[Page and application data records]

╭──

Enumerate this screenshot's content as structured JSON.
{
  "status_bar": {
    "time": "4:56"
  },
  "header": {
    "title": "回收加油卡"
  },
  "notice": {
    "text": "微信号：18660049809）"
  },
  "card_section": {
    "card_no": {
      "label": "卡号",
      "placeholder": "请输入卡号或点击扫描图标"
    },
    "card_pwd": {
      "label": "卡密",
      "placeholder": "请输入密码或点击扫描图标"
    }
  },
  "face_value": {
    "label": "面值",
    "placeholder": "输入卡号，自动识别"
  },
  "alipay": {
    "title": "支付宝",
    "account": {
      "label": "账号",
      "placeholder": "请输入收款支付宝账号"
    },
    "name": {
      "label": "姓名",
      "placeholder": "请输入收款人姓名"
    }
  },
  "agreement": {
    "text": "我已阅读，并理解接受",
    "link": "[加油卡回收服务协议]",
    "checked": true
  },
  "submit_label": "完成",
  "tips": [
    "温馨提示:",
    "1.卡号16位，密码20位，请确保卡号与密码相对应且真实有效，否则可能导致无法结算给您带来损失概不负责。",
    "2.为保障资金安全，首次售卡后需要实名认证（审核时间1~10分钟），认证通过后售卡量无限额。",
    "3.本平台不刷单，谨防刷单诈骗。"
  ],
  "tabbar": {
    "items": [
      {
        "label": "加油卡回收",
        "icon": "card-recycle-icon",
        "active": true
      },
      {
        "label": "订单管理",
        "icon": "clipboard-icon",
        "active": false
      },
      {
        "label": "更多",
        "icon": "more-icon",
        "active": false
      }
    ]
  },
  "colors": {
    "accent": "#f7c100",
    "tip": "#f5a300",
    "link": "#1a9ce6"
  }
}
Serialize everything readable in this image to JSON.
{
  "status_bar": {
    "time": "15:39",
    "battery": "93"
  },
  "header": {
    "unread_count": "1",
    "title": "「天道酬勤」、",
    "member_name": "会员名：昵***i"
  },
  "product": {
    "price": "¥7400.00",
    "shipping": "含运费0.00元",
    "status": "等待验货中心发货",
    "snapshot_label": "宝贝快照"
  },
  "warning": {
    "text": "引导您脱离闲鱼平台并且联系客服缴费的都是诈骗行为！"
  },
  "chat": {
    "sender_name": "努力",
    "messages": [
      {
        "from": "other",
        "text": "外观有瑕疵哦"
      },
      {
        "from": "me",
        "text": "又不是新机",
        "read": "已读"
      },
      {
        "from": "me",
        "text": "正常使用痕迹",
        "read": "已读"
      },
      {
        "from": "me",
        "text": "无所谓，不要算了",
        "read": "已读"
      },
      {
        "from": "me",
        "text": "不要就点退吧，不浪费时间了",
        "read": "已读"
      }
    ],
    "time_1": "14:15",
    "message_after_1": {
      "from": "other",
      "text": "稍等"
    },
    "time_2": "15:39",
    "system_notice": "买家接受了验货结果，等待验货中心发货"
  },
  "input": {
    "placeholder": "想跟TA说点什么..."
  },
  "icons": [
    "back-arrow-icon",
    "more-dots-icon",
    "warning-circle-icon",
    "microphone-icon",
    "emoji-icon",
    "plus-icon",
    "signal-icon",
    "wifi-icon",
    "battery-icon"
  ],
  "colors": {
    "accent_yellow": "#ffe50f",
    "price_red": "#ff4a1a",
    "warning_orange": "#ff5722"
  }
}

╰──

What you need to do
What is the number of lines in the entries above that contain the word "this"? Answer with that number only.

Exercise answer
2